--- Data section ---
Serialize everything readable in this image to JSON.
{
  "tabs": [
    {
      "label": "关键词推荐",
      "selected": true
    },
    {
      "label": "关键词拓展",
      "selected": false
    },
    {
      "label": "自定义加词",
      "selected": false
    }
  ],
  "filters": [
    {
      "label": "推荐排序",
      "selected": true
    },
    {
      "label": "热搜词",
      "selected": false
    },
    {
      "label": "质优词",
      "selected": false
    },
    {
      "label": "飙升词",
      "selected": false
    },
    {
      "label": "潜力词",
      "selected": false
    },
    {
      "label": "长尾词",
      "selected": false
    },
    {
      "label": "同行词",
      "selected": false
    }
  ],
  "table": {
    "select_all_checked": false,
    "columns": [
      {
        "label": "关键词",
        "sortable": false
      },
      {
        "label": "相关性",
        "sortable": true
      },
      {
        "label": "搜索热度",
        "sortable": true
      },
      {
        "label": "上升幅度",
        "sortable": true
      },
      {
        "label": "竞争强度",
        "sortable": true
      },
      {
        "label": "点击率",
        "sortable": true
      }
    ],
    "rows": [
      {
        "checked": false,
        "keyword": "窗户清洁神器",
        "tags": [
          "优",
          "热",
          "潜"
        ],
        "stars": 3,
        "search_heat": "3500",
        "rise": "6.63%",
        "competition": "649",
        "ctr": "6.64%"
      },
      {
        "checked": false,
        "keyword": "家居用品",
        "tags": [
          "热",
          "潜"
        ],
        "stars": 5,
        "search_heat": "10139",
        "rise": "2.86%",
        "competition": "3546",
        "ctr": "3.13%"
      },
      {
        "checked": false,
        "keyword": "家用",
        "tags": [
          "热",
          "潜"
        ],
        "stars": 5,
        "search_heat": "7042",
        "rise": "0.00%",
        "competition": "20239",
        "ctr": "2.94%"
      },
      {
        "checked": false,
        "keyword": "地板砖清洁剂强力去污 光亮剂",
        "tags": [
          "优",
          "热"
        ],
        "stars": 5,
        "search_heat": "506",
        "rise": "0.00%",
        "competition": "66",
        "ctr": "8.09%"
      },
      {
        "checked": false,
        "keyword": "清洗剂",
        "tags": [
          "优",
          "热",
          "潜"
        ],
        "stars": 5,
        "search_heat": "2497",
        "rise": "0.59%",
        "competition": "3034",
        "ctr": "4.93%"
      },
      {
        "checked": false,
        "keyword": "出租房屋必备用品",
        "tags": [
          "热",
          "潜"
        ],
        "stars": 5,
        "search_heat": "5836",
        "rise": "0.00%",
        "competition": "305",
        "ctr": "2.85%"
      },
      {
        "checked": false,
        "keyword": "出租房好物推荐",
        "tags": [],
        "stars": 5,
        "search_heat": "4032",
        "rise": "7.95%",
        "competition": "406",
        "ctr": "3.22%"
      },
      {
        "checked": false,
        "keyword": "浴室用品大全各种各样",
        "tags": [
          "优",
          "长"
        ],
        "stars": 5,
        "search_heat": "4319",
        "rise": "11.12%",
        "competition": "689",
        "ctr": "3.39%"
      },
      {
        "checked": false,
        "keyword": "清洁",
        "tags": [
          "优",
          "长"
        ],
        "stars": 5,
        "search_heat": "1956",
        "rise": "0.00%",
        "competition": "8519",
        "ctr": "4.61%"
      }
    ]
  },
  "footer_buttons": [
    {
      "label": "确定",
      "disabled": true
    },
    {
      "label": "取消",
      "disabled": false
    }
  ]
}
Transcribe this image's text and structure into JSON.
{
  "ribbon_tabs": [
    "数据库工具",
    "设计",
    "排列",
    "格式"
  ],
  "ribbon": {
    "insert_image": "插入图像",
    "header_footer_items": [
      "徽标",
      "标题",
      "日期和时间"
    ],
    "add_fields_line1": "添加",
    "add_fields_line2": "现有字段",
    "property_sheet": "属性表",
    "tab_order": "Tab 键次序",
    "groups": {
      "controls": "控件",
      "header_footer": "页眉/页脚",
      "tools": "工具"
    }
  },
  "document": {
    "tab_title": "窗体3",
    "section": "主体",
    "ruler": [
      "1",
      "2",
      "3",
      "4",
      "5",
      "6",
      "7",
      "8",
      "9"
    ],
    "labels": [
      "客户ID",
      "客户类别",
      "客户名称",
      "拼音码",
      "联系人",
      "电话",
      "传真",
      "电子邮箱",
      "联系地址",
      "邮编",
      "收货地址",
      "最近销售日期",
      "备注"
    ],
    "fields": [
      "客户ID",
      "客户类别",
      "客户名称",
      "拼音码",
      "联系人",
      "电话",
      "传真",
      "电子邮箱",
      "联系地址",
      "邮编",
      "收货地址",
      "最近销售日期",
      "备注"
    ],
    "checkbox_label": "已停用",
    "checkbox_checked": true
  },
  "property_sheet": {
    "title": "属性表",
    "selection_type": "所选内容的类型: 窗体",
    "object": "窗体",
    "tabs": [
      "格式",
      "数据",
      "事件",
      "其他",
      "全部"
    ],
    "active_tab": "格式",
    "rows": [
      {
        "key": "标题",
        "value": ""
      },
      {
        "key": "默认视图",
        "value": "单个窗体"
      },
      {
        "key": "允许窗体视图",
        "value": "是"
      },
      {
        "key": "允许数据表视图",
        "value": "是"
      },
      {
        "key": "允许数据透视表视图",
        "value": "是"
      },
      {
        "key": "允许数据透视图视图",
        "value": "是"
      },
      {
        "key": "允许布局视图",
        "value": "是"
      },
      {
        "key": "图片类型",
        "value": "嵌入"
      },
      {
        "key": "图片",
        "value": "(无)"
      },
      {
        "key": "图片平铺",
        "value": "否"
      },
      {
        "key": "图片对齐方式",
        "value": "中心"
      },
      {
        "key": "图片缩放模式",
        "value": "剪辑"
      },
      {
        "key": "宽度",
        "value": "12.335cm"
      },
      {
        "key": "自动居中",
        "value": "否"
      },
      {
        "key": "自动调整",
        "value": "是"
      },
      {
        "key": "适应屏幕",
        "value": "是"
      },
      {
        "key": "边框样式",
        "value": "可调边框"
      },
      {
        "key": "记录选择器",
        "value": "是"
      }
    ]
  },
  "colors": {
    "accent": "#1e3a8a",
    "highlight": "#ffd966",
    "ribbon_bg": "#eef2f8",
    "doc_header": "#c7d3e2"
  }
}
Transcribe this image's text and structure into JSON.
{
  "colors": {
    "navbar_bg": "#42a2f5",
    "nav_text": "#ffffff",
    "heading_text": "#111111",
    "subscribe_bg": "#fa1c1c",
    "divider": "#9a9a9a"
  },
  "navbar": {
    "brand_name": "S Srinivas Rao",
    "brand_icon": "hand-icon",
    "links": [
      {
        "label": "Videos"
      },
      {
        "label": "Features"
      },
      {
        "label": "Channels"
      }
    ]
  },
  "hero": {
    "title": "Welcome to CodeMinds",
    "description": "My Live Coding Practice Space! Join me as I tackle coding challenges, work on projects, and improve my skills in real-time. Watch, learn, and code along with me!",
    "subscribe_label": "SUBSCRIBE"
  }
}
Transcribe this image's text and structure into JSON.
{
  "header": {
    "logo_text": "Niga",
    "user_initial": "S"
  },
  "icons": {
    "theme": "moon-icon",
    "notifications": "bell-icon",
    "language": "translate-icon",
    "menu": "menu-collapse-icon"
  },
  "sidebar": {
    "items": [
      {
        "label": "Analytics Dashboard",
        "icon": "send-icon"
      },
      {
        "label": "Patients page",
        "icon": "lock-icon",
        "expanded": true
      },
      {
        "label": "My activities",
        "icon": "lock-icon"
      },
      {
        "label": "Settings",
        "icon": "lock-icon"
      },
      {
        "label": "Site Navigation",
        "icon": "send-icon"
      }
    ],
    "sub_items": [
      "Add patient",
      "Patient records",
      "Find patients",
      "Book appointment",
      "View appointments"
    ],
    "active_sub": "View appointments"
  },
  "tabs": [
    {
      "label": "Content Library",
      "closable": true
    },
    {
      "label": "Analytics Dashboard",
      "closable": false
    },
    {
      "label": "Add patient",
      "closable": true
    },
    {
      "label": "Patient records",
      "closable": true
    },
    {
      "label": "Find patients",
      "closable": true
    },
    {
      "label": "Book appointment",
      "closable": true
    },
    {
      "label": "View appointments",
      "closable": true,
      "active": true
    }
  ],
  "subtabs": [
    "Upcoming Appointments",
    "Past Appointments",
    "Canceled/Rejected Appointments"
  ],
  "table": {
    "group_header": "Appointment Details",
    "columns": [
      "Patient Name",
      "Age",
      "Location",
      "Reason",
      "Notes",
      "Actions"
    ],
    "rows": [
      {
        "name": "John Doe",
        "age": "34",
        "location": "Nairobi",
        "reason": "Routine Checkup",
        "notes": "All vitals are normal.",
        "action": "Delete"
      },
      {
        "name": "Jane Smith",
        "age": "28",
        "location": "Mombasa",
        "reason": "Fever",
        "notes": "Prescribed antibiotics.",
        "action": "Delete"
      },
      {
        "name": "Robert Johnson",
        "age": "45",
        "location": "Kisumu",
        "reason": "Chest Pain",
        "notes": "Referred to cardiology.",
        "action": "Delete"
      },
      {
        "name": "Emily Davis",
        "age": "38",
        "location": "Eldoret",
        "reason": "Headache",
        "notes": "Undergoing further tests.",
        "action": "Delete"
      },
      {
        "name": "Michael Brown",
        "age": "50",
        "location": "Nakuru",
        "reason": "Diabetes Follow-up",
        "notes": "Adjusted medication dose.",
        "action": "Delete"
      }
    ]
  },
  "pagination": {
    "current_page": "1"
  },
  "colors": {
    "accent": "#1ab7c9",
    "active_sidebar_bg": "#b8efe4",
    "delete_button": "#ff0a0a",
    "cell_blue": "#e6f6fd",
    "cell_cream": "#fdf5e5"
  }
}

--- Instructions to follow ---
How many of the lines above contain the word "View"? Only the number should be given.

--- Answer ---
3